This president allowed Iran to get closer and closer. I would love to play cards with this guy because Barack Obama folds with everything on Iran.

If Walker means that Iran is getting “closer and closer” to acquiring a nuclear weapon, that contradicts the IAEA, which has stated that Iran is complying with the interim deal negotiated in 2013 and has halted much of its enrichment activity.

Jeb Bush:

We need to re-establish our commitment to Israel, which is tattered and we make sure they have the most sophisticated weapons to send a signal to Iran that we have Israel's back.

The government-to-government political relationship has undoubtedly gotten rockier under Barack Obama and Benjamin Netanyahu, but U.S. aid to Israel has continued to increase and will amount to $3.1 billion this year.

Mike Huckabee:

To give them this agreement, that the president treats like the Magna Carta but Iranians treat like toilet paper and we must simply make it very clear that the next president, one of us on this stage, will absolutely not honor that agreement and will destroy it and will be tough with Iran because otherwise, we put every person in this world in a very dangerous place. 

This is mostly a matter of opinion, but it’s hard to see how tearing up a deal would make Iran less likely to try to develop a nuclear weapon.

Donald Trump:

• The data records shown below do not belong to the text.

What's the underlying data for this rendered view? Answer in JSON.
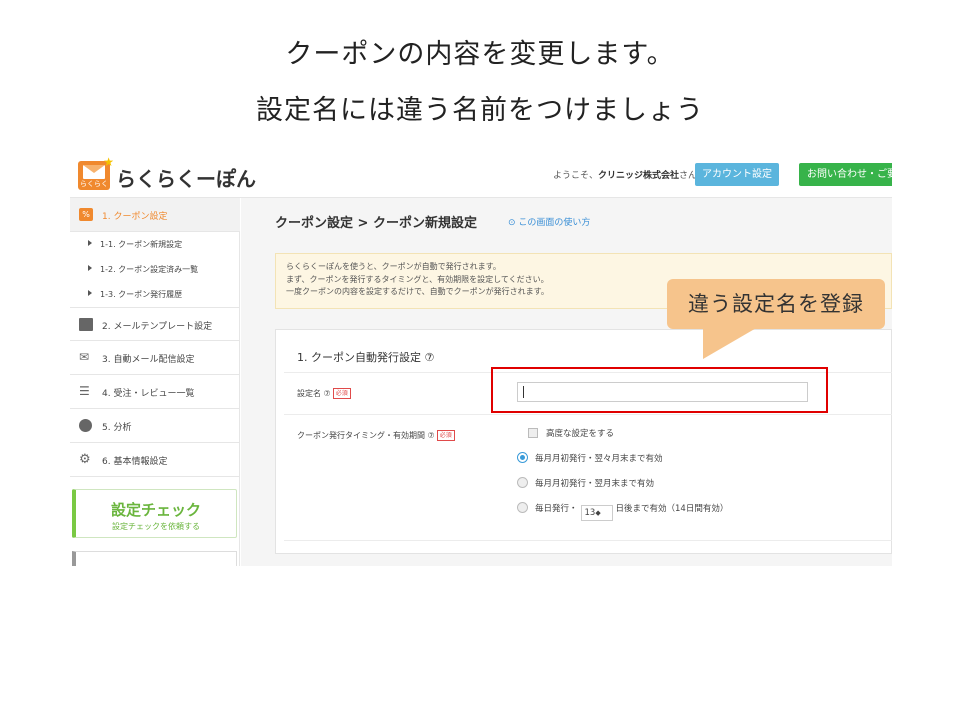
{
  "slide": {
    "title_line1": "クーポンの内容を変更します。",
    "title_line2": "設定名には違う名前をつけましょう"
  },
  "header": {
    "logo_text": "らくらくーぽん",
    "logo_icon_caption": "らくらく",
    "welcome": "ようこそ、",
    "company": "クリニッジ株式会社",
    "san": "さん",
    "account_button": "アカウント設定",
    "contact_button": "お問い合わせ・ご要望"
  },
  "sidebar": {
    "items": [
      {
        "label": "1. クーポン設定",
        "icon": "percent-icon",
        "active": true
      },
      {
        "label": "2. メールテンプレート設定",
        "icon": "mail-icon"
      },
      {
        "label": "3. 自動メール配信設定",
        "icon": "mail-settings-icon"
      },
      {
        "label": "4. 受注・レビュー一覧",
        "icon": "list-icon"
      },
      {
        "label": "5. 分析",
        "icon": "pie-chart-icon"
      },
      {
        "label": "6. 基本情報設定",
        "icon": "cog-icon"
      }
    ],
    "sub_items": [
      "1-1. クーポン新規設定",
      "1-2. クーポン設定済み一覧",
      "1-3. クーポン発行履歴"
    ],
    "check_title": "設定チェック",
    "check_sub": "設定チェックを依頼する"
  },
  "main": {
    "heading": "クーポン設定 > クーポン新規設定",
    "help_link": "⊙ この画面の使い方",
    "notice": [
      "らくらくーぽんを使うと、クーポンが自動で発行されます。",
      "まず、クーポンを発行するタイミングと、有効期限を設定してください。",
      "一度クーポンの内容を設定するだけで、自動でクーポンが発行されます。"
    ],
    "section_title": "1. クーポン自動発行設定 ⑦",
    "name_label": "設定名 ⑦",
    "required": "必須",
    "name_value": "",
    "timing_label": "クーポン発行タイミング・有効期間 ⑦",
    "advanced_checkbox": "高度な設定をする",
    "options": [
      {
        "label": "毎月月初発行・翌々月末まで有効",
        "selected": true
      },
      {
        "label": "毎月月初発行・翌月末まで有効",
        "selected": false
      }
    ],
    "daily_prefix": "毎日発行・",
    "daily_value": "13",
    "daily_suffix": "日後まで有効（14日間有効）"
  },
  "annotation": {
    "callout": "違う設定名を登録",
    "frame_color": "#e00000",
    "callout_color": "#f6c48c"
  },
  "colors": {
    "accent_orange": "#f0892e",
    "account_blue": "#5bb5dd",
    "contact_green": "#37b34a",
    "check_green": "#6ab53d",
    "link_blue": "#3a8fd6"
  }
}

I've never seen anything like it. One of the worst contracts I've seen.

Really? Worse than Trump University?